__Task objective__
Of all the lines in the records below, copy only those that contain the string "Entry".

__Records shown__
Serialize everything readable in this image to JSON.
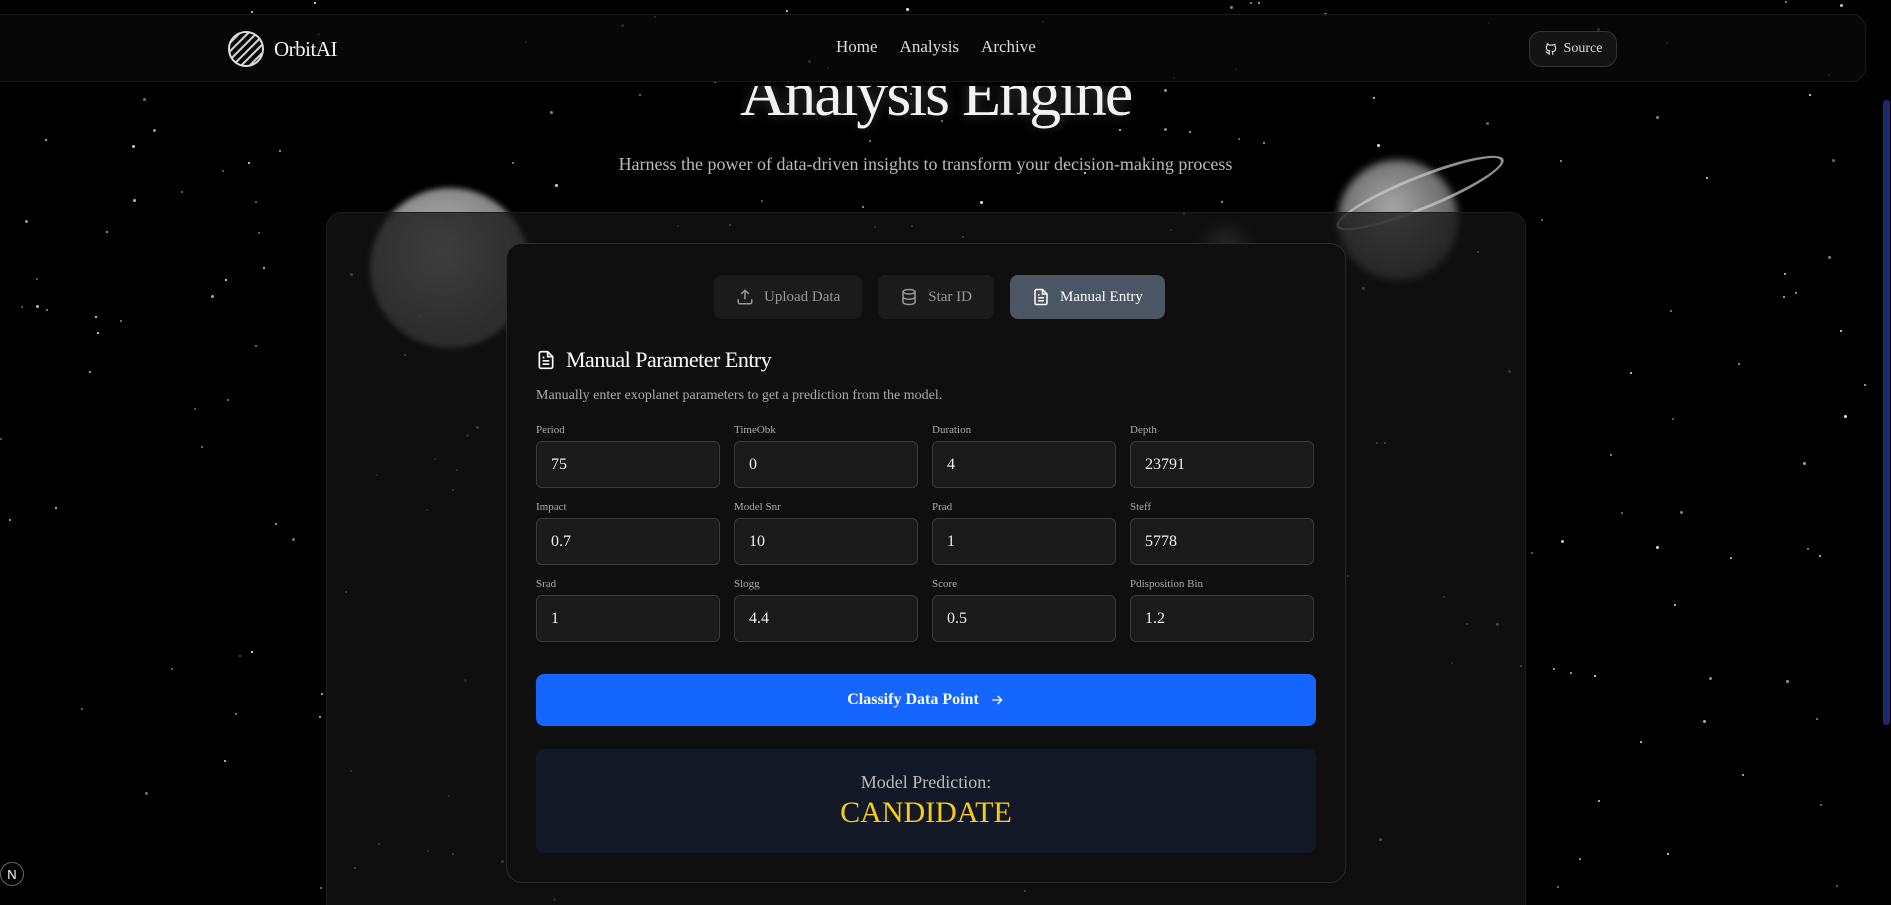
{
  "brand": {
    "name": "OrbitAI"
  },
  "nav": {
    "links": [
      "Home",
      "Analysis",
      "Archive"
    ],
    "source_label": "Source"
  },
  "hero": {
    "title": "Analysis Engine",
    "subtitle": "Harness the power of data-driven insights to transform your decision-making process"
  },
  "tabs": [
    {
      "label": "Upload Data",
      "icon": "upload-icon",
      "active": false
    },
    {
      "label": "Star ID",
      "icon": "database-icon",
      "active": false
    },
    {
      "label": "Manual Entry",
      "icon": "document-icon",
      "active": true
    }
  ],
  "manual": {
    "title": "Manual Parameter Entry",
    "description": "Manually enter exoplanet parameters to get a prediction from the model.",
    "fields": [
      {
        "label": "Period",
        "value": "75"
      },
      {
        "label": "TimeObk",
        "value": "0"
      },
      {
        "label": "Duration",
        "value": "4"
      },
      {
        "label": "Depth",
        "value": "23791"
      },
      {
        "label": "Impact",
        "value": "0.7"
      },
      {
        "label": "Model Snr",
        "value": "10"
      },
      {
        "label": "Prad",
        "value": "1"
      },
      {
        "label": "Steff",
        "value": "5778"
      },
      {
        "label": "Srad",
        "value": "1"
      },
      {
        "label": "Slogg",
        "value": "4.4"
      },
      {
        "label": "Score",
        "value": "0.5"
      },
      {
        "label": "Pdisposition Bin",
        "value": "1.2"
      }
    ],
    "classify_label": "Classify Data Point"
  },
  "result": {
    "label": "Model Prediction:",
    "value": "CANDIDATE"
  },
  "colors": {
    "accent": "#1565ff",
    "prediction": "#facc15",
    "active_tab": "#4b5563"
  },
  "badge": "N"
}
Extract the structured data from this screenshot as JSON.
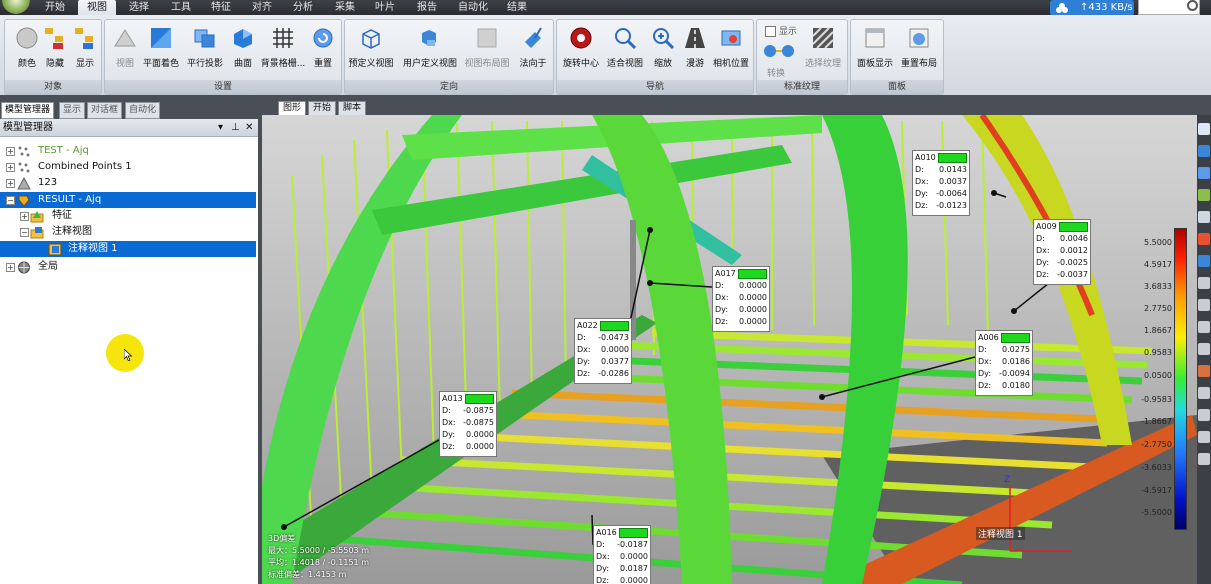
{
  "menu": {
    "tabs": [
      "开始",
      "视图",
      "选择",
      "工具",
      "特征",
      "对齐",
      "分析",
      "采集",
      "叶片",
      "报告",
      "自动化",
      "结果"
    ],
    "active_tab": "视图"
  },
  "network": {
    "speed": "↑433 KB/s"
  },
  "ribbon": {
    "groups": [
      {
        "title": "对象",
        "tools": [
          "颜色",
          "隐藏",
          "显示"
        ]
      },
      {
        "title": "设置",
        "tools": [
          "视图",
          "平面着色",
          "平行投影",
          "曲面",
          "背景格栅...",
          "重置"
        ]
      },
      {
        "title": "定向",
        "tools": [
          "预定义视图",
          "用户定义视图",
          "视图布局图",
          "法向于"
        ]
      },
      {
        "title": "导航",
        "tools": [
          "旋转中心",
          "适合视图",
          "缩放",
          "漫游",
          "相机位置"
        ]
      },
      {
        "title": "标准纹理",
        "tools": [
          "显示",
          "转换",
          "选择纹理"
        ]
      },
      {
        "title": "面板",
        "tools": [
          "面板显示",
          "重置布局"
        ]
      }
    ]
  },
  "panel": {
    "tabs": [
      "模型管理器",
      "显示",
      "对话框",
      "自动化"
    ],
    "active_tab": "模型管理器",
    "title": "模型管理器",
    "tree": [
      {
        "label": "TEST - Ajq",
        "level": 0,
        "icon": "points-icon",
        "dim": true
      },
      {
        "label": "Combined Points 1",
        "level": 0,
        "icon": "points-icon"
      },
      {
        "label": "123",
        "level": 0,
        "icon": "mesh-icon"
      },
      {
        "label": "RESULT - Ajq",
        "level": 0,
        "icon": "result-icon",
        "selected": true
      },
      {
        "label": "特征",
        "level": 1,
        "icon": "feature-folder-icon"
      },
      {
        "label": "注释视图",
        "level": 1,
        "icon": "annotation-folder-icon"
      },
      {
        "label": "注释视图 1",
        "level": 2,
        "icon": "annotation-view-icon",
        "selected": true
      },
      {
        "label": "全局",
        "level": 0,
        "icon": "globe-icon"
      }
    ]
  },
  "viewport": {
    "tabs": [
      "图形",
      "开始",
      "脚本"
    ],
    "active_tab": "图形",
    "annotations": [
      {
        "id": "A010",
        "D": "0.0143",
        "Dx": "0.0037",
        "Dy": "-0.0064",
        "Dz": "-0.0123"
      },
      {
        "id": "A009",
        "D": "0.0046",
        "Dx": "0.0012",
        "Dy": "-0.0025",
        "Dz": "-0.0037"
      },
      {
        "id": "A017",
        "D": "0.0000",
        "Dx": "0.0000",
        "Dy": "0.0000",
        "Dz": "0.0000"
      },
      {
        "id": "A022",
        "D": "-0.0473",
        "Dx": "0.0000",
        "Dy": "0.0377",
        "Dz": "-0.0286"
      },
      {
        "id": "A006",
        "D": "0.0275",
        "Dx": "0.0186",
        "Dy": "-0.0094",
        "Dz": "0.0180"
      },
      {
        "id": "A013",
        "D": "-0.0875",
        "Dx": "-0.0875",
        "Dy": "0.0000",
        "Dz": "0.0000"
      },
      {
        "id": "A016",
        "D": "-0.0187",
        "Dx": "0.0000",
        "Dy": "0.0187",
        "Dz": "0.0000"
      }
    ],
    "keys": {
      "d": "D:",
      "dx": "Dx:",
      "dy": "Dy:",
      "dz": "Dz:"
    },
    "stats": [
      "3D偏差",
      "最大：5.5000 / -5.5503 m",
      "平均：1.4018 / -0.1151 m",
      "标准偏差：1.4153 m"
    ],
    "view_label": "注释视图 1",
    "axis_label": "Z",
    "color_scale": [
      "5.5000",
      "4.5917",
      "3.6833",
      "2.7750",
      "1.8667",
      "0.9583",
      "0.0500",
      "-0.9583",
      "-1.8667",
      "-2.7750",
      "-3.6033",
      "-4.5917",
      "-5.5000"
    ]
  },
  "colors": {
    "accent": "#0a6ad3",
    "badge": "#1ed81e"
  }
}
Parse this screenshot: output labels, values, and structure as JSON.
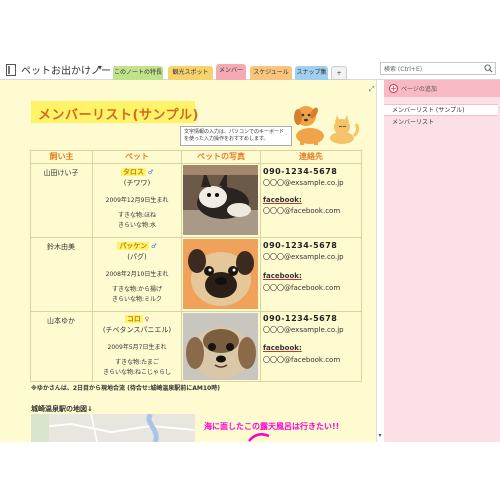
{
  "window": {
    "notebook_title": "ペットお出かけノート",
    "tabs": [
      {
        "label": "このノートの特長",
        "color": "#bfe28a"
      },
      {
        "label": "観光スポット",
        "color": "#f7d36e"
      },
      {
        "label": "メンバー",
        "color": "#f4a9b5"
      },
      {
        "label": "スケジュール",
        "color": "#f9c57d"
      },
      {
        "label": "スナップ集",
        "color": "#9fd0ef"
      },
      {
        "label": "+",
        "color": "#f2f2f2"
      }
    ],
    "search_placeholder": "検索 (Ctrl+E)"
  },
  "sidebar": {
    "add_page_label": "ページの追加",
    "pages": [
      {
        "label": "メンバーリスト (サンプル)",
        "selected": true
      },
      {
        "label": "メンバーリスト",
        "selected": false
      }
    ]
  },
  "page": {
    "title": "メンバーリスト(サンプル)",
    "note": "文字情報の入力は、パソコンでのキーボードを使った入力操作をおすすめします。",
    "columns": [
      "飼い主",
      "ペット",
      "ペットの写真",
      "連絡先"
    ],
    "rows": [
      {
        "owner": "山田けい子",
        "pet_name": "タロス",
        "pet_sex": "♂",
        "breed": "(チワワ)",
        "birthday": "2009年12月9日生まれ",
        "likes": "すきな物:ほね",
        "dislikes": "きらいな物:水",
        "phone": "090-1234-5678",
        "email": "〇〇〇@exsample.co.jp",
        "fb_label": "facebook:",
        "fb_value": "〇〇〇@facebook.com"
      },
      {
        "owner": "鈴木由美",
        "pet_name": "パッケン",
        "pet_sex": "♂",
        "breed": "(パグ)",
        "birthday": "2008年2月10日生まれ",
        "likes": "すきな物:から揚げ",
        "dislikes": "きらいな物:ミルク",
        "phone": "090-1234-5678",
        "email": "〇〇〇@exsample.co.jp",
        "fb_label": "facebook:",
        "fb_value": "〇〇〇@facebook.com"
      },
      {
        "owner": "山本ゆか",
        "pet_name": "コロ",
        "pet_sex": "♀",
        "breed": "(チベタンスパニエル)",
        "birthday": "2009年5月7日生まれ",
        "likes": "すきな物:たまご",
        "dislikes": "きらいな物:ねこじゃらし",
        "phone": "090-1234-5678",
        "email": "〇〇〇@exsample.co.jp",
        "fb_label": "facebook:",
        "fb_value": "〇〇〇@facebook.com"
      }
    ],
    "footnote": "※ゆかさんは、2日目から現地合流 (待合せ:城崎温泉駅前にAM10時)",
    "map_title": "城崎温泉駅の地図↓",
    "pink_note": "海に面したこの露天風呂は行きたい!!"
  },
  "colors": {
    "page_bg": "#fffbd0",
    "heading": "#d2691e",
    "highlight": "#fff36a",
    "header_text": "#e67e22",
    "panel_bg": "#fde0e6",
    "pink_note": "#ff00cc"
  },
  "icons": [
    "notebook-icon",
    "search-icon",
    "add-page-icon",
    "expand-icon",
    "scroll-down-icon"
  ]
}
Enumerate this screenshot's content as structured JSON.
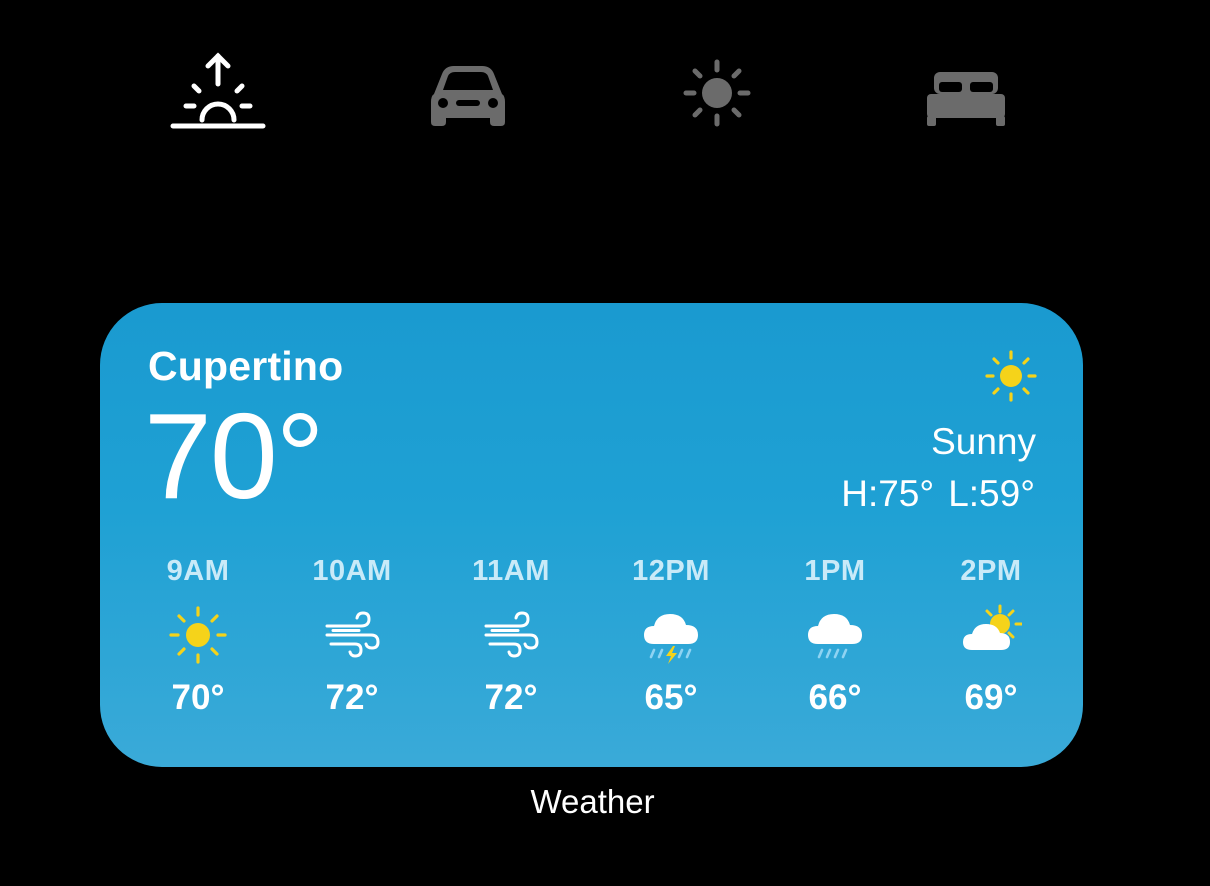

__Solution to this problem__
      "label": "Manual Entry",
    "title": "Manual Parameter Entry",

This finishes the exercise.